‘Human Seascape’ comes to UP Diliman
By Rizza Edu / Special to the BusinessMirror
‘TRY to imagine the world or look at the world from the sea, not from the land.” Japanese artist Terue Yamauchi brought her years-long exploration of maritime culture, Human Seascape, to the Bulwagan ng Dangal in the University of the Philippines Diliman, where it can be viewed until May 18.
The art project, which consists of video work, documents, photographs and drawings, started in 2011, when Yamauchi came across a 60-year-old photo of two Japanese female divers, naked. Since then, she was lured into their world and explored the life culture of female free divers in Japan, called “Ama,” and in Jeju, Korea where they’re called “Jamu-su” or “Haenyeo.”
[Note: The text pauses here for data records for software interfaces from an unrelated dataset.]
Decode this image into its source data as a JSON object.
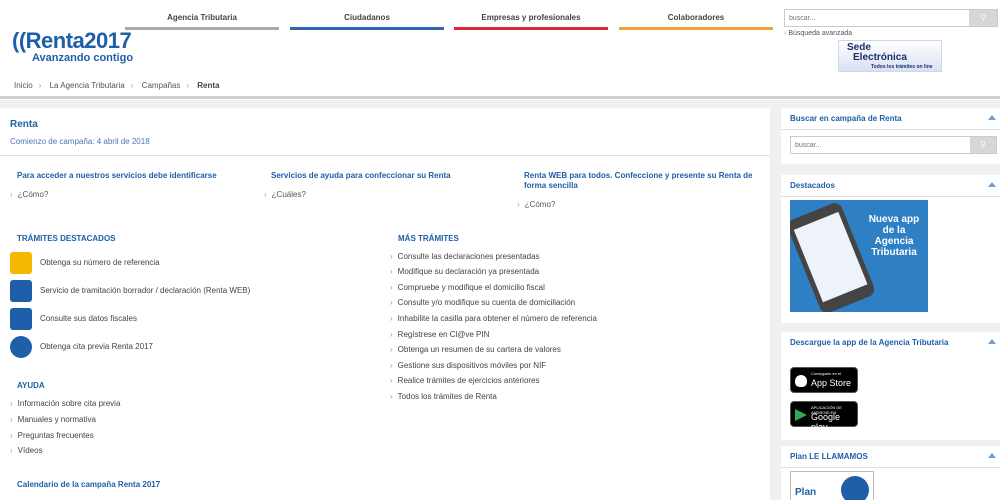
{
  "nav": {
    "tabs": [
      {
        "label": "Agencia Tributaria",
        "color": "#aaaaaa"
      },
      {
        "label": "Ciudadanos",
        "color": "#2f67ad"
      },
      {
        "label": "Empresas y profesionales",
        "color": "#d9283a"
      },
      {
        "label": "Colaboradores",
        "color": "#f1a33a"
      }
    ],
    "search_placeholder": "buscar...",
    "advanced_search": "Búsqueda avanzada"
  },
  "logo": {
    "brand": "Renta",
    "year": "2017",
    "tagline": "Avanzando contigo"
  },
  "sede": {
    "line1": "Sede",
    "line2": "Electrónica",
    "line3": "Todos los trámites on line"
  },
  "breadcrumb": {
    "items": [
      "Inicio",
      "La Agencia Tributaria",
      "Campañas"
    ],
    "current": "Renta"
  },
  "main": {
    "title": "Renta",
    "subtitle": "Comienzo de campaña: 4 abril de 2018",
    "columns": [
      {
        "title": "Para acceder a nuestros servicios debe identificarse",
        "link": "¿Cómo?"
      },
      {
        "title": "Servicios de ayuda para confeccionar su Renta",
        "link": "¿Cuáles?"
      },
      {
        "title": "Renta WEB para todos. Confeccione y presente su Renta de forma sencilla",
        "link": "¿Cómo?"
      }
    ],
    "tramites_title": "Trámites destacados",
    "tramites": [
      {
        "label": "Obtenga su número de referencia",
        "icon": "reference-number-icon",
        "color": "#f5b800"
      },
      {
        "label": "Servicio de tramitación borrador / declaración (Renta WEB)",
        "icon": "renta-web-icon",
        "color": "#1f5ea8"
      },
      {
        "label": "Consulte sus datos fiscales",
        "icon": "fiscal-data-icon",
        "color": "#1f5ea8"
      },
      {
        "label": "Obtenga cita previa Renta 2017",
        "icon": "appointment-clock-icon",
        "color": "#1f5ea8"
      }
    ],
    "mas_title": "Más trámites",
    "mas": [
      "Consulte las declaraciones presentadas",
      "Modifique su declaración ya presentada",
      "Compruebe y modifique el domicilio fiscal",
      "Consulte y/o modifique su cuenta de domiciliación",
      "Inhabilite la casilla para obtener el número de referencia",
      "Regístrese en Cl@ve PIN",
      "Obtenga un resumen de su cartera de valores",
      "Gestione sus dispositivos móviles por NIF",
      "Realice trámites de ejercicios anteriores",
      "Todos los trámites de Renta"
    ],
    "ayuda_title": "Ayuda",
    "ayuda": [
      "Información sobre cita previa",
      "Manuales y normativa",
      "Preguntas frecuentes",
      "Vídeos"
    ],
    "calendario": "Calendario de la campaña Renta 2017"
  },
  "sidebar": {
    "search_title": "Buscar en campaña de Renta",
    "search_placeholder": "buscar...",
    "destacados_title": "Destacados",
    "promo_text": "Nueva app de la Agencia Tributaria",
    "descargue_title": "Descargue la app de la Agencia Tributaria",
    "appstore_small": "Consíguelo en el",
    "appstore_big": "App Store",
    "gplay_small": "APLICACIÓN DE ANDROID EN",
    "gplay_big": "Google play",
    "plan_title": "Plan LE LLAMAMOS",
    "plan_text": "Plan"
  }
}
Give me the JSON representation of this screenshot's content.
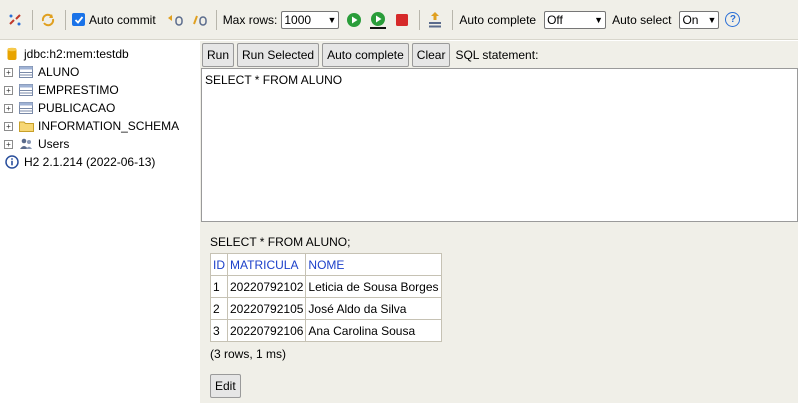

In 2013 Yamauchi came across an essay that discussed the cultural linkage between Korean divers and traditional small-scale fisheries in the Philippines written by UP Prof. Cynthia Zayas, director of the Center for International Studies.
In her catalog, Yamauchi said the essay suggested “a worldview seen from the sea inherited by divers, who are the living embodiment of life culture that originates in the sea, nurtured by the sea and carried by tides and currents beyond the restriction of borders.”
“After visiting South Korea, I contacted Prof. Cynthia Zayas to ask for her help in locating the best village to visit and explore,” Yamauchi said.
Last year she spent 45 days in two remote fishing villages: one in Ayoke Island in Surigao del Sur and the other in the Matina Aplaya Bajau Community in Davao City.
“I struggled to get used to everyday living [laughs]. Especially because I visited the remote villages and islands, which are so different from the city life in Japan I’m used to,” Yamauchi said.
She said it took a month for her to get used to living with the people in those communities, trying to catch up on the reason of their living and accompanying them in their fishing trips.
“But because these people in the sea, they don’t live in the world of verbal language,” Yamauchi said, “They communicate bodily or with signs and marks so it helped me to also communicate with them without having the aid of verbal language. I could talk to them with bodily signs or drawing or pictures.”
Free divers, for Yamauchi, are a living embodiment of the world before national borders were imposed.
“For example, Japan and Korea are divided into two nations, but when you look at our living field from the sea, it’s connected by the sea in between. It’s so natural to think of the cultural continuation between the two countries,” she said.
Yamauchi thought the same for Japan, Korea and the Philippines being connected, rather than divided, as nations through “a linkage or connection through the grand journey that maybe the ancient people took many years ago.”
The project is part of the Artist-in-Residence program by The Unifiedfield, a team of artists and curators, and was also brought to Silliman University, Dumaguete, in 2015.